- Critically evaluate the role of business in a complex and changing society, in relation to the global challenges it impacts and is impacted by;
- Identify and analyse positive and negative global challenges and trends, and apply appropriate skills and approaches necessary to manage and lead business within this context;
- Recognise and evaluate social, digital, and environmental disruptions which impact business, and analyse and apply effective solutions;
- Learn and apply reflection skills to uncover personal challenges and goals in order to achieve LOs 1-3 and wider successful transition into university studies and global employability.
|There is no core text for this course. A reading list will be made available on LEARN at the start of semester|
|Graduate Attributes and Skills
||Research and Enquiry: Students will develop conceptual and critical thinking, analysis and evaluation through engagement with the course content and in collaboration with their group; develop the ability to critically analyse a range of business data, sources of digital and other information and the application of appropriate methodologies and to use that research for evidence-based decision making.
Personal and Intellectual Autonomy: Group work will develop students┐ ability to work effectively and collaboratively in teams and to reflect critically on the process and outcomes.
Personal Effectiveness: Develops a readiness to accept responsibility and flexibility, resilience and to plan, organize and manage time; develops self-analysis and be able to work collaboratively both with other students and with external organisations.
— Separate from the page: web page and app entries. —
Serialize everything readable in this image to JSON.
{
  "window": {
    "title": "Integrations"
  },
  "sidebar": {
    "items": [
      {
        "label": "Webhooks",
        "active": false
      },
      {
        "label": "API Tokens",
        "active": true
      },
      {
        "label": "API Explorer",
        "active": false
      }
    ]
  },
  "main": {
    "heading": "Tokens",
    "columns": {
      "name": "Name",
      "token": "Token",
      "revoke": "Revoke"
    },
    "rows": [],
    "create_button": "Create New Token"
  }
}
Communication skills: Develops effective written and oral communication, including the ability to produce clear, structured business communication in multiple media.
|Additional Class Delivery Information
||Each week will feature:
3 x 1 hour Lectures
1 x 2 hour Topic Seminar
3 x 2 hour Computing for Business Skills Sessions per semester
|Keywords||Edinburgh; business environment; history; business clusters; industry; government
|Course organiser||Dr Sarah Ivory
Tel: (0131 6)51 5323
|Course secretary||Mr Matthis Hervieux
Tel: (0131 6)50 8336